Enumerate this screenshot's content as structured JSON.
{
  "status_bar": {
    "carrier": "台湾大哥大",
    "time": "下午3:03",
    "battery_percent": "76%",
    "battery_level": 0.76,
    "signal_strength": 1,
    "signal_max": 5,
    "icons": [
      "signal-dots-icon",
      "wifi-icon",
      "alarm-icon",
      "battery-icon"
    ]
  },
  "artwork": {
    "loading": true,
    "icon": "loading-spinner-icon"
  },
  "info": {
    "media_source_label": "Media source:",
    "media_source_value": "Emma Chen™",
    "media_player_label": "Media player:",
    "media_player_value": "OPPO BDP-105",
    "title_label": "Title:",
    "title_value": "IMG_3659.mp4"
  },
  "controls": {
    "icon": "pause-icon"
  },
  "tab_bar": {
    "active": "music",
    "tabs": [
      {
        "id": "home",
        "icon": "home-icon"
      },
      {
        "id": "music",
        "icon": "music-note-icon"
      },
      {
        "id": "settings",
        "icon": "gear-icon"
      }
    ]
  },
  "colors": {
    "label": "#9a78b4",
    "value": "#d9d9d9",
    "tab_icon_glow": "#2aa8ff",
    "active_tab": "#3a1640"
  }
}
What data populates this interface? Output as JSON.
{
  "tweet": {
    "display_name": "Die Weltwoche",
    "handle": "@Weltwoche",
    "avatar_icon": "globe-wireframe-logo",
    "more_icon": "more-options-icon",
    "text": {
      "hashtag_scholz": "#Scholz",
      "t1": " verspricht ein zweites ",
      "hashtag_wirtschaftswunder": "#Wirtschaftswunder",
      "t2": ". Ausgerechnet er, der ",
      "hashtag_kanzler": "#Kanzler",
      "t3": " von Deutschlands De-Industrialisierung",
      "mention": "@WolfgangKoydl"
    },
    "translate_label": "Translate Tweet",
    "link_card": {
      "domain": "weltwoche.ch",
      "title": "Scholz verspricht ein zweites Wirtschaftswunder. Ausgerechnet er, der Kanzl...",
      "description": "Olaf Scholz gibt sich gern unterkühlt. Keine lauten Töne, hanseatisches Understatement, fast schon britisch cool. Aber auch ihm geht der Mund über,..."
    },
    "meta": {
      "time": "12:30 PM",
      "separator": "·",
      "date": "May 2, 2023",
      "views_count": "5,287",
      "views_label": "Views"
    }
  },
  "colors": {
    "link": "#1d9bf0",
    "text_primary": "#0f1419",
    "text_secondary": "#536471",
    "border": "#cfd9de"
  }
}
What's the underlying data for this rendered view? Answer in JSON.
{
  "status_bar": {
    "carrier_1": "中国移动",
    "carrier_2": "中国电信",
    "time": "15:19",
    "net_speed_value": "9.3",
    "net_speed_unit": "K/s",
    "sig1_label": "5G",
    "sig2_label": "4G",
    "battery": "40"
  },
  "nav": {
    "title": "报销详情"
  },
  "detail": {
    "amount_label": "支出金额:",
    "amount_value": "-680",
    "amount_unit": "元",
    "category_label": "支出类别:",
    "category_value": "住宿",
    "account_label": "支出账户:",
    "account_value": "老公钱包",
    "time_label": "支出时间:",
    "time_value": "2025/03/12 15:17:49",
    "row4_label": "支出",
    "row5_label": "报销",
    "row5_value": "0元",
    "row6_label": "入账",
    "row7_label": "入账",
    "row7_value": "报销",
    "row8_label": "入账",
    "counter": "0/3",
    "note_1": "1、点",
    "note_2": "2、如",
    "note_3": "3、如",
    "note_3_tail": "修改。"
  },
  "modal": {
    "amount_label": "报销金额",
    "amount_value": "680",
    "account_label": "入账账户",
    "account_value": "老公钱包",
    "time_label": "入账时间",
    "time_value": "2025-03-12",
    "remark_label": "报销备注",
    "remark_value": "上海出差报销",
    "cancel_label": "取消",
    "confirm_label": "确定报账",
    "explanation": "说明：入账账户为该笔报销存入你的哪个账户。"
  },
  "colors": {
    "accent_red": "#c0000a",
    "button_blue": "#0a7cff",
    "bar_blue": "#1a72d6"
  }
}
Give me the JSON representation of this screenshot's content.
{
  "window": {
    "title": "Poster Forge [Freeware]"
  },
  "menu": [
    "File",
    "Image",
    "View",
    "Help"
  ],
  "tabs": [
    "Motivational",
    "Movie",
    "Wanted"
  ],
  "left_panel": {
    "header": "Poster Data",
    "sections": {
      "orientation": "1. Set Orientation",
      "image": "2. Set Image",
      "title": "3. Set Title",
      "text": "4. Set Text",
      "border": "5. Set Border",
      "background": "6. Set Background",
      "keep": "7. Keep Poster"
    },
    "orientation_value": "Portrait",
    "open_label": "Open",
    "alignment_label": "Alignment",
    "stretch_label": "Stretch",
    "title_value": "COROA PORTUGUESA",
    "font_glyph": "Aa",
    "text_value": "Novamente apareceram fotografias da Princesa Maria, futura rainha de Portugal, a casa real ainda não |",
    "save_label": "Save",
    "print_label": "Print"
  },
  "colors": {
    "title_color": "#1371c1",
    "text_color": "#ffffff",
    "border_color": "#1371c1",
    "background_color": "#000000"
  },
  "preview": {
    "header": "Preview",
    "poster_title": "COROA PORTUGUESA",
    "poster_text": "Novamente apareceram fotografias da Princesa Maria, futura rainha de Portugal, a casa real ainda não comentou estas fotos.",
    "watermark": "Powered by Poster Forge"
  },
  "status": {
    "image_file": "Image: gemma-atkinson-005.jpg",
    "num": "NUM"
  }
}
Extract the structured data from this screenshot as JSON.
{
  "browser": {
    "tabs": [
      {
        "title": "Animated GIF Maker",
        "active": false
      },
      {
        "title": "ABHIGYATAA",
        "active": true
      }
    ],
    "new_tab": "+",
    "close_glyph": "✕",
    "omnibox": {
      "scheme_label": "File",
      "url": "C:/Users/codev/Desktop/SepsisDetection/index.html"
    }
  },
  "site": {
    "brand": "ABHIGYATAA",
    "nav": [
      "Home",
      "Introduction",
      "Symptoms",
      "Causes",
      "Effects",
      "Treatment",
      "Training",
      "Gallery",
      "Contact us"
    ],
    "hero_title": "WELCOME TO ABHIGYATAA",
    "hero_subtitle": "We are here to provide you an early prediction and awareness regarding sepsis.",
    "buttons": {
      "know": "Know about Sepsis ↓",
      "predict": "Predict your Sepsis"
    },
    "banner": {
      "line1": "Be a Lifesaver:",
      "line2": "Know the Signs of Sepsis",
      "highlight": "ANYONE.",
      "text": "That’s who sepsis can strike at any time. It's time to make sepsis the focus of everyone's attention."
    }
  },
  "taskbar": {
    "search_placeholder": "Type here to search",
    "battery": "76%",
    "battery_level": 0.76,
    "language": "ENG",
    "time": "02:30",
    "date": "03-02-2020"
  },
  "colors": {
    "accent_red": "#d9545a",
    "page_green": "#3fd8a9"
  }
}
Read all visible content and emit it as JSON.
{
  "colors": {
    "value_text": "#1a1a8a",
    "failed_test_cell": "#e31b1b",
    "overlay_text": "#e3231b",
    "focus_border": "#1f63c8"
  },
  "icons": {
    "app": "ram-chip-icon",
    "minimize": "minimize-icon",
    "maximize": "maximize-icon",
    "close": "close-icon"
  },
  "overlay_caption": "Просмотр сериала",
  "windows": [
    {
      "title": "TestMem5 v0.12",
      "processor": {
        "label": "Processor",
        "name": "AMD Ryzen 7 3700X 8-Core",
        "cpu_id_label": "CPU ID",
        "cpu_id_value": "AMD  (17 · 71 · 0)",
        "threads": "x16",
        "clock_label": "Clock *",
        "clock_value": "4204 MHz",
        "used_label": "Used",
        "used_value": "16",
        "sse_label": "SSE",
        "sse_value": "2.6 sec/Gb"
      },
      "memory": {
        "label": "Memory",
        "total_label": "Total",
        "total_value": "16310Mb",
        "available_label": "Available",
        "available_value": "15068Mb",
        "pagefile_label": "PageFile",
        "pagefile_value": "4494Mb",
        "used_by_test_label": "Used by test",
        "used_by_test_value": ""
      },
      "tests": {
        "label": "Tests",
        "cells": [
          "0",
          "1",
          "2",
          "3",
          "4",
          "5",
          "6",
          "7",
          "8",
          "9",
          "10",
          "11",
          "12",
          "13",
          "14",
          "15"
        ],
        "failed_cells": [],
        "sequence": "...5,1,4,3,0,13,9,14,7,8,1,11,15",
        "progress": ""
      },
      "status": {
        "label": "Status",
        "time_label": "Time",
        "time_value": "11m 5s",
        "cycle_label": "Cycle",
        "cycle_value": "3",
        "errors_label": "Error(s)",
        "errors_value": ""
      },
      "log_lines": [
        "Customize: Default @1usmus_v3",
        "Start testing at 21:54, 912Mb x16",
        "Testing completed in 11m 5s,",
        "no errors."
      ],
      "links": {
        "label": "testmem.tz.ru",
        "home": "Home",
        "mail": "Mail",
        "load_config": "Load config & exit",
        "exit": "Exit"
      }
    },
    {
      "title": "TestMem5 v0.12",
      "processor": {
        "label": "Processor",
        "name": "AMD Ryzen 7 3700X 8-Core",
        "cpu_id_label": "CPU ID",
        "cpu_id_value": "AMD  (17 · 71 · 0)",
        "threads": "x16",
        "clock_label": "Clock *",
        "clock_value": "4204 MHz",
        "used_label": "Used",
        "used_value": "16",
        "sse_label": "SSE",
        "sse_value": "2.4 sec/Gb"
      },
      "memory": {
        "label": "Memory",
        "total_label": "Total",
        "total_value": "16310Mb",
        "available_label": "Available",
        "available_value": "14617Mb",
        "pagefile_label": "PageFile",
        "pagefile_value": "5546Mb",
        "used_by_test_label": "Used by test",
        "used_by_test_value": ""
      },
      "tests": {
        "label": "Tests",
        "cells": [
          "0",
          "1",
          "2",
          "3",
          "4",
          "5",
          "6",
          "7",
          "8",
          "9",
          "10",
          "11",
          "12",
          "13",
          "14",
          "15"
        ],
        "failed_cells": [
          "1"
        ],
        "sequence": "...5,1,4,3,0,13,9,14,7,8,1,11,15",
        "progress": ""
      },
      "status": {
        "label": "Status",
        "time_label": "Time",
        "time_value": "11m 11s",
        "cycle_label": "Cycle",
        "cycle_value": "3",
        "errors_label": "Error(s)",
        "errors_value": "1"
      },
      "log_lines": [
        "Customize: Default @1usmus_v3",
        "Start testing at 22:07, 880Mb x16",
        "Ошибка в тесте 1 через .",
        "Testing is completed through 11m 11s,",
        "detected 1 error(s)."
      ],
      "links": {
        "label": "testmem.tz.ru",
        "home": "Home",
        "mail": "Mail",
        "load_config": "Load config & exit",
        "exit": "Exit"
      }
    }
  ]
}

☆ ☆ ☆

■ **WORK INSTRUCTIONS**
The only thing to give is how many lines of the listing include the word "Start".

■ **SOLUTION**
2